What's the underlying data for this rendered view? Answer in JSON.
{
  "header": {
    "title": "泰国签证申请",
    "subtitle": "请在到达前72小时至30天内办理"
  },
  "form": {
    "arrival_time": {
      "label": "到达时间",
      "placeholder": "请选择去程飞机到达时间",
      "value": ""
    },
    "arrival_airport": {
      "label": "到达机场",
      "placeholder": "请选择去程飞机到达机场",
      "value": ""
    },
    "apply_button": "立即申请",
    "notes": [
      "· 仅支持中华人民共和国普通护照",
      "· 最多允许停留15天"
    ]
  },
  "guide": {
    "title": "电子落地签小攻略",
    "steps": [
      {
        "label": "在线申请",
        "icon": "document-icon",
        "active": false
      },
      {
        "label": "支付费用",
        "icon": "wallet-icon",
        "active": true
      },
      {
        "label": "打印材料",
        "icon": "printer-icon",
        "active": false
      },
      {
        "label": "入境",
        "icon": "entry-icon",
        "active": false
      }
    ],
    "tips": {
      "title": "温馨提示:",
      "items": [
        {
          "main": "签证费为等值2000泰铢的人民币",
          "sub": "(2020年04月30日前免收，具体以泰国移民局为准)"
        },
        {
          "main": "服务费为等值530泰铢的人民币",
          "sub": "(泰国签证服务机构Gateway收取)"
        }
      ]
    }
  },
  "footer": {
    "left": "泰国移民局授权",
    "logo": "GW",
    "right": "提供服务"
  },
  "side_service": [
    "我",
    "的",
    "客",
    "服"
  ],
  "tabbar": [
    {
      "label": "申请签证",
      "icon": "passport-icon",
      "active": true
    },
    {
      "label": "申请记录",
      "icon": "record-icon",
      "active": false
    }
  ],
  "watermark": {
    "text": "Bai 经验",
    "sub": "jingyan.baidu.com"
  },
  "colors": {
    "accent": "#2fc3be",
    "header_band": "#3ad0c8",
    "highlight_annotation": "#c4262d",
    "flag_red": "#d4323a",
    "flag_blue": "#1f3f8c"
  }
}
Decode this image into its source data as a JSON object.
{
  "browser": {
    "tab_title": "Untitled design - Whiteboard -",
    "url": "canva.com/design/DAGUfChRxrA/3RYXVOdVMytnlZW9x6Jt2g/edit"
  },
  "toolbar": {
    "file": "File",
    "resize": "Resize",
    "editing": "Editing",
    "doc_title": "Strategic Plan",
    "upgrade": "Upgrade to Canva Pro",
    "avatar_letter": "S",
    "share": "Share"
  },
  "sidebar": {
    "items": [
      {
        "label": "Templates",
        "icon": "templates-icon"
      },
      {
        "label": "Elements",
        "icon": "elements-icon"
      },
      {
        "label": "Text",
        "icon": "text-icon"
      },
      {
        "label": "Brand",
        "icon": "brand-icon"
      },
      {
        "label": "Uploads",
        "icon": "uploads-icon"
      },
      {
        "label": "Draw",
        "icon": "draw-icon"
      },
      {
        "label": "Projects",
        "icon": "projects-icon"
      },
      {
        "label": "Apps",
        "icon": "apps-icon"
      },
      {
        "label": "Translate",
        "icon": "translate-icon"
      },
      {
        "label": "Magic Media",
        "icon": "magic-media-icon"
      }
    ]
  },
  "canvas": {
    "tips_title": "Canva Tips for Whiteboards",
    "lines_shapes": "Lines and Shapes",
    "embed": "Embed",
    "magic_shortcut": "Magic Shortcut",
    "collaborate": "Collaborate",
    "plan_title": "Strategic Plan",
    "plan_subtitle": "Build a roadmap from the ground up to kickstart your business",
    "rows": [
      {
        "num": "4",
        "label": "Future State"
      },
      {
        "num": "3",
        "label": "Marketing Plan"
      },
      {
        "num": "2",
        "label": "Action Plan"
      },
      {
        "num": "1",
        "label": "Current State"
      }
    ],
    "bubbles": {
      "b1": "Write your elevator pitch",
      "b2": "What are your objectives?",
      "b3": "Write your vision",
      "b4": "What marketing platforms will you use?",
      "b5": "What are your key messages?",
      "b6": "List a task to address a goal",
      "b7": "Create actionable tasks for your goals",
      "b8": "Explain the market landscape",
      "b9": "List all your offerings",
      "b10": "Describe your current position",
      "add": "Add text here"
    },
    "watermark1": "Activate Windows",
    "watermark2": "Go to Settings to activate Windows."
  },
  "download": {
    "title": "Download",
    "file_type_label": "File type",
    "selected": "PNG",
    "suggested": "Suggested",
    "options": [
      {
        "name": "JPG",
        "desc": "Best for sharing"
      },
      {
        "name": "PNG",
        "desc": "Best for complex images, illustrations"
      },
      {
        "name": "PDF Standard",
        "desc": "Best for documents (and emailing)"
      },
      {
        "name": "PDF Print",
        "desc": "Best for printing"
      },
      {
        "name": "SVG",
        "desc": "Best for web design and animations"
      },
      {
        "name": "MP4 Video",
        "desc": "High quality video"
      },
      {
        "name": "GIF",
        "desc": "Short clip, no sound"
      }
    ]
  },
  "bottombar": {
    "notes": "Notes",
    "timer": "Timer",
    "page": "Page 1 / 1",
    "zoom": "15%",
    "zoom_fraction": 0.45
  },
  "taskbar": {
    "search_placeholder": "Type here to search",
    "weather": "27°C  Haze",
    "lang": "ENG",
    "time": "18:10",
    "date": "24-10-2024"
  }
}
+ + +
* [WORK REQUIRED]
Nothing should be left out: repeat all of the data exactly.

* [RESULT]
What's the underlying data for this rendered view? Answer in JSON.
{
  "header": {
    "title": "泰国签证申请",
    "subtitle": "请在到达前72小时至30天内办理"
  },
  "form": {
    "arrival_time": {
      "label": "到达时间",
      "placeholder": "请选择去程飞机到达时间",
      "value": ""
    },
    "arrival_airport": {
      "label": "到达机场",
      "placeholder": "请选择去程飞机到达机场",
      "value": ""
    },
    "apply_button": "立即申请",
    "notes": [
      "· 仅支持中华人民共和国普通护照",
      "· 最多允许停留15天"
    ]
  },
  "guide": {
    "title": "电子落地签小攻略",
    "steps": [
      {
        "label": "在线申请",
        "icon": "document-icon",
        "active": false
      },
      {
        "label": "支付费用",
        "icon": "wallet-icon",
        "active": true
      },
      {
        "label": "打印材料",
        "icon": "printer-icon",
        "active": false
      },
      {
        "label": "入境",
        "icon": "entry-icon",
        "active": false
      }
    ],
    "tips": {
      "title": "温馨提示:",
      "items": [
        {
          "main": "签证费为等值2000泰铢的人民币",
          "sub": "(2020年04月30日前免收，具体以泰国移民局为准)"
        },
        {
          "main": "服务费为等值530泰铢的人民币",
          "sub": "(泰国签证服务机构Gateway收取)"
        }
      ]
    }
  },
  "footer": {
    "left": "泰国移民局授权",
    "logo": "GW",
    "right": "提供服务"
  },
  "side_service": [
    "我",
    "的",
    "客",
    "服"
  ],
  "tabbar": [
    {
      "label": "申请签证",
      "icon": "passport-icon",
      "active": true
    },
    {
      "label": "申请记录",
      "icon": "record-icon",
      "active": false
    }
  ],
  "watermark": {
    "text": "Bai 经验",
    "sub": "jingyan.baidu.com"
  },
  "colors": {
    "accent": "#2fc3be",
    "header_band": "#3ad0c8",
    "highlight_annotation": "#c4262d",
    "flag_red": "#d4323a",
    "flag_blue": "#1f3f8c"
  }
}
Decode this image into its source data as a JSON object.
{
  "browser": {
    "tab_title": "Untitled design - Whiteboard -",
    "url": "canva.com/design/DAGUfChRxrA/3RYXVOdVMytnlZW9x6Jt2g/edit"
  },
  "toolbar": {
    "file": "File",
    "resize": "Resize",
    "editing": "Editing",
    "doc_title": "Strategic Plan",
    "upgrade": "Upgrade to Canva Pro",
    "avatar_letter": "S",
    "share": "Share"
  },
  "sidebar": {
    "items": [
      {
        "label": "Templates",
        "icon": "templates-icon"
      },
      {
        "label": "Elements",
        "icon": "elements-icon"
      },
      {
        "label": "Text",
        "icon": "text-icon"
      },
      {
        "label": "Brand",
        "icon": "brand-icon"
      },
      {
        "label": "Uploads",
        "icon": "uploads-icon"
      },
      {
        "label": "Draw",
        "icon": "draw-icon"
      },
      {
        "label": "Projects",
        "icon": "projects-icon"
      },
      {
        "label": "Apps",
        "icon": "apps-icon"
      },
      {
        "label": "Translate",
        "icon": "translate-icon"
      },
      {
        "label": "Magic Media",
        "icon": "magic-media-icon"
      }
    ]
  },
  "canvas": {
    "tips_title": "Canva Tips for Whiteboards",
    "lines_shapes": "Lines and Shapes",
    "embed": "Embed",
    "magic_shortcut": "Magic Shortcut",
    "collaborate": "Collaborate",
    "plan_title": "Strategic Plan",
    "plan_subtitle": "Build a roadmap from the ground up to kickstart your business",
    "rows": [
      {
        "num": "4",
        "label": "Future State"
      },
      {
        "num": "3",
        "label": "Marketing Plan"
      },
      {
        "num": "2",
        "label": "Action Plan"
      },
      {
        "num": "1",
        "label": "Current State"
      }
    ],
    "bubbles": {
      "b1": "Write your elevator pitch",
      "b2": "What are your objectives?",
      "b3": "Write your vision",
      "b4": "What marketing platforms will you use?",
      "b5": "What are your key messages?",
      "b6": "List a task to address a goal",
      "b7": "Create actionable tasks for your goals",
      "b8": "Explain the market landscape",
      "b9": "List all your offerings",
      "b10": "Describe your current position",
      "add": "Add text here"
    },
    "watermark1": "Activate Windows",
    "watermark2": "Go to Settings to activate Windows."
  },
  "download": {
    "title": "Download",
    "file_type_label": "File type",
    "selected": "PNG",
    "suggested": "Suggested",
    "options": [
      {
        "name": "JPG",
        "desc": "Best for sharing"
      },
      {
        "name": "PNG",
        "desc": "Best for complex images, illustrations"
      },
      {
        "name": "PDF Standard",
        "desc": "Best for documents (and emailing)"
      },
      {
        "name": "PDF Print",
        "desc": "Best for printing"
      },
      {
        "name": "SVG",
        "desc": "Best for web design and animations"
      },
      {
        "name": "MP4 Video",
        "desc": "High quality video"
      },
      {
        "name": "GIF",
        "desc": "Short clip, no sound"
      }
    ]
  },
  "bottombar": {
    "notes": "Notes",
    "timer": "Timer",
    "page": "Page 1 / 1",
    "zoom": "15%",
    "zoom_fraction": 0.45
  },
  "taskbar": {
    "search_placeholder": "Type here to search",
    "weather": "27°C  Haze",
    "lang": "ENG",
    "time": "18:10",
    "date": "24-10-2024"
  }
}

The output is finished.